The primary criticism of Kap’s #TakeAKnee campaign seems to revolve around the idea that his protest is dishonorable towards all the soldiers overseas and veterans back home, as if the quarterback is engaging in an unseemly bit of recalcitrance that challenges the vanguard of American honor. The irony here is that constitutional dissent is as “American” as it gets, that the policies in question are far more a threat to our nation’s integrity than is the refusal of a public figure to partake in a symbolic ritual of patriotism. When our leaders digress from the path of liberty as set out by the founding documents, the person who brings this to our attention is certainly not the treasonous party, nor is he the one guilty of dishonoring the men and women of the military.

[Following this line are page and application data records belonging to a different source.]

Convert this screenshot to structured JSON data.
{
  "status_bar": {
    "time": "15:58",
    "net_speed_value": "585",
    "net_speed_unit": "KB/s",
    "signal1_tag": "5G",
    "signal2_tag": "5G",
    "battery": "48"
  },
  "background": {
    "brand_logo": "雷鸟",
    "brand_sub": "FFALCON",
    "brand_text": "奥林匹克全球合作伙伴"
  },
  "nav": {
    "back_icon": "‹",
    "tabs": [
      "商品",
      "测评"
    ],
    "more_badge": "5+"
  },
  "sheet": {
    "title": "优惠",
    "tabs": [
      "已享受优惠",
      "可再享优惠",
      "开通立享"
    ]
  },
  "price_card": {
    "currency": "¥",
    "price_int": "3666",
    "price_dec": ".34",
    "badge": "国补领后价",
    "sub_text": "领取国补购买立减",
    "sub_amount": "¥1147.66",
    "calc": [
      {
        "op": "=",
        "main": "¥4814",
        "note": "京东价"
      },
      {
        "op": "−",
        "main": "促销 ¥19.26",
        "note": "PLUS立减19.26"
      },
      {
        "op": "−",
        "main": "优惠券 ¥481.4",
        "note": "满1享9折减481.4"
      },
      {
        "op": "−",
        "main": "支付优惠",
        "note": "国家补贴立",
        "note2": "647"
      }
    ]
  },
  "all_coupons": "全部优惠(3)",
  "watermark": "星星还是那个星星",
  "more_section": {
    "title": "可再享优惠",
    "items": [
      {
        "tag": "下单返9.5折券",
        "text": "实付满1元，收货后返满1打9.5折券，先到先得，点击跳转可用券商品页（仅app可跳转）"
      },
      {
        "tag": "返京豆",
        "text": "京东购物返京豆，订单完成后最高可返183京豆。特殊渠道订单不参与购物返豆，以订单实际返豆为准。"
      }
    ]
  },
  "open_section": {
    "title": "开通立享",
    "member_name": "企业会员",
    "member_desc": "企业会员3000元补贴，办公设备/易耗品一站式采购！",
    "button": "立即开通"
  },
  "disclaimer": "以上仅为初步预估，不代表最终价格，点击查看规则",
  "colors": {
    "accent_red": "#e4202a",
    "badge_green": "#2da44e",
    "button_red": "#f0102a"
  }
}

One of the most surprising things about the Kaepernick firestorm is that it originated in the NFL, which has more or less been proven to be an annexed department of the Department of Defense. In 2015, we learned that the DOD had spent nearly 7 million dollars on “paid patriotism” stunts at football games in the previous four years, a staggering sum when you consider the vanishing budget for education along with the ever-rising poverty rate. Manufactured worship of the Military Industrial Complex, apparently, is a more prized commodity than educated minds or social equality. Let’s not forget that Republicans and Democrats were united across party lines in approving an 80 billion increase in military spending just last month. The War Machine must remain well-oiled literally at all costs, even at the expense of the people it purports to protect. No wonder the NFL player who’s refused to stand for the anthem is suddenly out of work, possibly for good.
If you ask Abdul-Rauf, it doesn’t surprise him at all.
“It’s a process of just trying to weed you out. This is what I feel is going to happen to Kaepernick. They begin to try and put you in vulnerable positions. They play with your minutes, trying to mess up your rhythm. Then they sit you more. Then what it looks like is, well, the guy just doesn’t have it anymore, so we trade him.”
In a reality where patriotism is commodified and the meaning of democracy is sacrificed for the coercion of spectacle, maybe our discussions should go beyond the hot-button personalities and look, instead, at what they’ve drawn our attention to. Mahmoud Abdul-Rauf and most likely Colin Kaepernick have given up their playing careers in order for us to do so; the least we can do is listen in return.